Source data: Begin
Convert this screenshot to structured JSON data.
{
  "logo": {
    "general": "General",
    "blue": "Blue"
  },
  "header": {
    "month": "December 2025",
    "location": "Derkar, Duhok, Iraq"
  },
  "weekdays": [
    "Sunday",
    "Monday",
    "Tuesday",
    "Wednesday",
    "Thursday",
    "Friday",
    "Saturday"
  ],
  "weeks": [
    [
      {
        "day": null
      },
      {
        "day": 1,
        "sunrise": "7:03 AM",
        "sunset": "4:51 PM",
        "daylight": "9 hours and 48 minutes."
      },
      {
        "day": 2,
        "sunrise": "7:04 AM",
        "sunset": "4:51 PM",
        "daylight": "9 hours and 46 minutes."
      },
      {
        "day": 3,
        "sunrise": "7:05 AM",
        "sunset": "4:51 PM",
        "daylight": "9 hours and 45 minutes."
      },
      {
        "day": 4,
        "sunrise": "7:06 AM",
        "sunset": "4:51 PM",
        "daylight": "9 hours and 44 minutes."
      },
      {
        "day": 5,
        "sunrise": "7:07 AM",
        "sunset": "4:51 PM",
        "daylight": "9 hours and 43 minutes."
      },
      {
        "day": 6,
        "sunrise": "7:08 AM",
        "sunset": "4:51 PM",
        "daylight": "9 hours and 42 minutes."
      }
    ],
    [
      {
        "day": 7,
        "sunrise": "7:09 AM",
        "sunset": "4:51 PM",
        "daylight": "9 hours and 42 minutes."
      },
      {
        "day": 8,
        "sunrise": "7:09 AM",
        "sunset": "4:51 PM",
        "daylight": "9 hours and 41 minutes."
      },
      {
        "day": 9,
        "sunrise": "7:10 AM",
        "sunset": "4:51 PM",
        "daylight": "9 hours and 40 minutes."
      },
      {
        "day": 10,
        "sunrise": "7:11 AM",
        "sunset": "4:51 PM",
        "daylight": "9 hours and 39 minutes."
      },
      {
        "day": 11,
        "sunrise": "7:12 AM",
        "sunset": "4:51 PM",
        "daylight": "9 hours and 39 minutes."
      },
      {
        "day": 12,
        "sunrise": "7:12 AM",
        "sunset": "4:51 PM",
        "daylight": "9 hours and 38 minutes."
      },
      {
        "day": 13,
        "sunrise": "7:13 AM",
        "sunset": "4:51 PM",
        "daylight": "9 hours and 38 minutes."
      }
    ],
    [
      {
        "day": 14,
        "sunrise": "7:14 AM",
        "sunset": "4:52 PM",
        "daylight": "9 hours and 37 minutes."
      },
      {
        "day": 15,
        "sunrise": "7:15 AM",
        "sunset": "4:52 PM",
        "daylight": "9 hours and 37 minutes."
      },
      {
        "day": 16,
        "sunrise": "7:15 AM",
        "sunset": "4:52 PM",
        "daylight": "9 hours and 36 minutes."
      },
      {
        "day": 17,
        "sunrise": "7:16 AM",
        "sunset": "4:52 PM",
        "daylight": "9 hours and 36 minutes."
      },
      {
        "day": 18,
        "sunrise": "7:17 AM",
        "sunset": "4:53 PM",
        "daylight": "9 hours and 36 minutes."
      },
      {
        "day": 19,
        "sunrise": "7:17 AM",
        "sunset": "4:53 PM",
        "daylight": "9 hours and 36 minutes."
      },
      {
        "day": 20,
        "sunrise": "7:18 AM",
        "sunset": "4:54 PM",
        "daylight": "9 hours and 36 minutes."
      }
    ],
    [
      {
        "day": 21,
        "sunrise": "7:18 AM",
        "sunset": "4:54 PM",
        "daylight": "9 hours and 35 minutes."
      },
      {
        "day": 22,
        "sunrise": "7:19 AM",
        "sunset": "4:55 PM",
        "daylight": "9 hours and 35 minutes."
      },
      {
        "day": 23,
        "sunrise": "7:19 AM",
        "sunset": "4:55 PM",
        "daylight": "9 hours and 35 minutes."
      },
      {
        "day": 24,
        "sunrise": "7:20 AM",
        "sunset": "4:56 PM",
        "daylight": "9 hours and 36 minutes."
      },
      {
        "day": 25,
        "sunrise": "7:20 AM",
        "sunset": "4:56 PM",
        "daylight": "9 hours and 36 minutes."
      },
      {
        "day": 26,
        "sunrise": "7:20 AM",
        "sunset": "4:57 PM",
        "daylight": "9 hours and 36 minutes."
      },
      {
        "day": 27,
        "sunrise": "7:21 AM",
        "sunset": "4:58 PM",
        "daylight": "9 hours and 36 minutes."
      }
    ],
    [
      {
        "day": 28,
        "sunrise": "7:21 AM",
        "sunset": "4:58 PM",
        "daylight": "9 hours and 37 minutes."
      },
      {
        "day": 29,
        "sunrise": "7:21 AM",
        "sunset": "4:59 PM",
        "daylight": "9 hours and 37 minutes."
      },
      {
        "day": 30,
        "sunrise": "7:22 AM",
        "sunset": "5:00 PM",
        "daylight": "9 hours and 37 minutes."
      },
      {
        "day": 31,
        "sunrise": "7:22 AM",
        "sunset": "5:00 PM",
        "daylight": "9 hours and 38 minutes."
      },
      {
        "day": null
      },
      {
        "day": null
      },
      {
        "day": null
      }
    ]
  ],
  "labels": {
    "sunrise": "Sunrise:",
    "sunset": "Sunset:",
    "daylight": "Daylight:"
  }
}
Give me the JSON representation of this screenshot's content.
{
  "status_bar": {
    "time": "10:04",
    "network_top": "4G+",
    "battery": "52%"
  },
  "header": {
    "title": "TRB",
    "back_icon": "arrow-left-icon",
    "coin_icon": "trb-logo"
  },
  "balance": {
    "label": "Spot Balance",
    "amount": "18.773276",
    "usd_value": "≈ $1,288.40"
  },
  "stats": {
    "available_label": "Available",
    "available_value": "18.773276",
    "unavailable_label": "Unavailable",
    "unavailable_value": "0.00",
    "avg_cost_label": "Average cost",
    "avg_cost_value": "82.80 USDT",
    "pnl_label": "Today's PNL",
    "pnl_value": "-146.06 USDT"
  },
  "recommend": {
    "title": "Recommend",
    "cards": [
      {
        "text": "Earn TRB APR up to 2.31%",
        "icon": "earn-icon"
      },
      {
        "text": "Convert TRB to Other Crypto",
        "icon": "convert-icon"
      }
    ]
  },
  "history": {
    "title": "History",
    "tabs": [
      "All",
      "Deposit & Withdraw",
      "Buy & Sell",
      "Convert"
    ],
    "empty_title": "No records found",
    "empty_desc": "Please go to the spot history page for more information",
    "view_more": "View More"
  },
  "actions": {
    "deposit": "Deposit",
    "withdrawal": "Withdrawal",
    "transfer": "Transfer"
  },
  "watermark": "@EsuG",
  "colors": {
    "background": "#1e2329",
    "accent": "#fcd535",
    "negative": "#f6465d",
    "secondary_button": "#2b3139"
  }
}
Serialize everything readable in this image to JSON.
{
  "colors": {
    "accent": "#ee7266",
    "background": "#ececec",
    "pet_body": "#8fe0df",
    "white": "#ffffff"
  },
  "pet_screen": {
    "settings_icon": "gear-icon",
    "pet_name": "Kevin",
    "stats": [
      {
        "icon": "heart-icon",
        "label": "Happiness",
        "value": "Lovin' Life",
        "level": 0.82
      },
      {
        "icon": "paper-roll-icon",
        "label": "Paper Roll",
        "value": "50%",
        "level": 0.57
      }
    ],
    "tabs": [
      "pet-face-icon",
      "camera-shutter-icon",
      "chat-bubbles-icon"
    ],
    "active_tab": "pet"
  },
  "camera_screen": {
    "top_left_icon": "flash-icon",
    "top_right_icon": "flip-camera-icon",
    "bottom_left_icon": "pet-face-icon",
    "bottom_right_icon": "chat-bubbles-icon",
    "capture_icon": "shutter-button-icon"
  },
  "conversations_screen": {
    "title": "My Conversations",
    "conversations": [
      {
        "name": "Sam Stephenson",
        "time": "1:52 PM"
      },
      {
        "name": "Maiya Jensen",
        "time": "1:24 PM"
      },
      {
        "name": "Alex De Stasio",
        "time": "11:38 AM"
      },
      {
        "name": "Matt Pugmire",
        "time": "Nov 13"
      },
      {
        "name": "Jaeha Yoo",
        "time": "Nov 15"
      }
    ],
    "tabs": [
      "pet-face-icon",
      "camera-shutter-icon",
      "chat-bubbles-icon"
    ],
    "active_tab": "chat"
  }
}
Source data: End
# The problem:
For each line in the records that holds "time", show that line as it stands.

# Solution for this task:
    "time": "10:04",
        "time": "1:52 PM"
        "time": "1:24 PM"
        "time": "11:38 AM"
        "time": "Nov 13"
        "time": "Nov 15"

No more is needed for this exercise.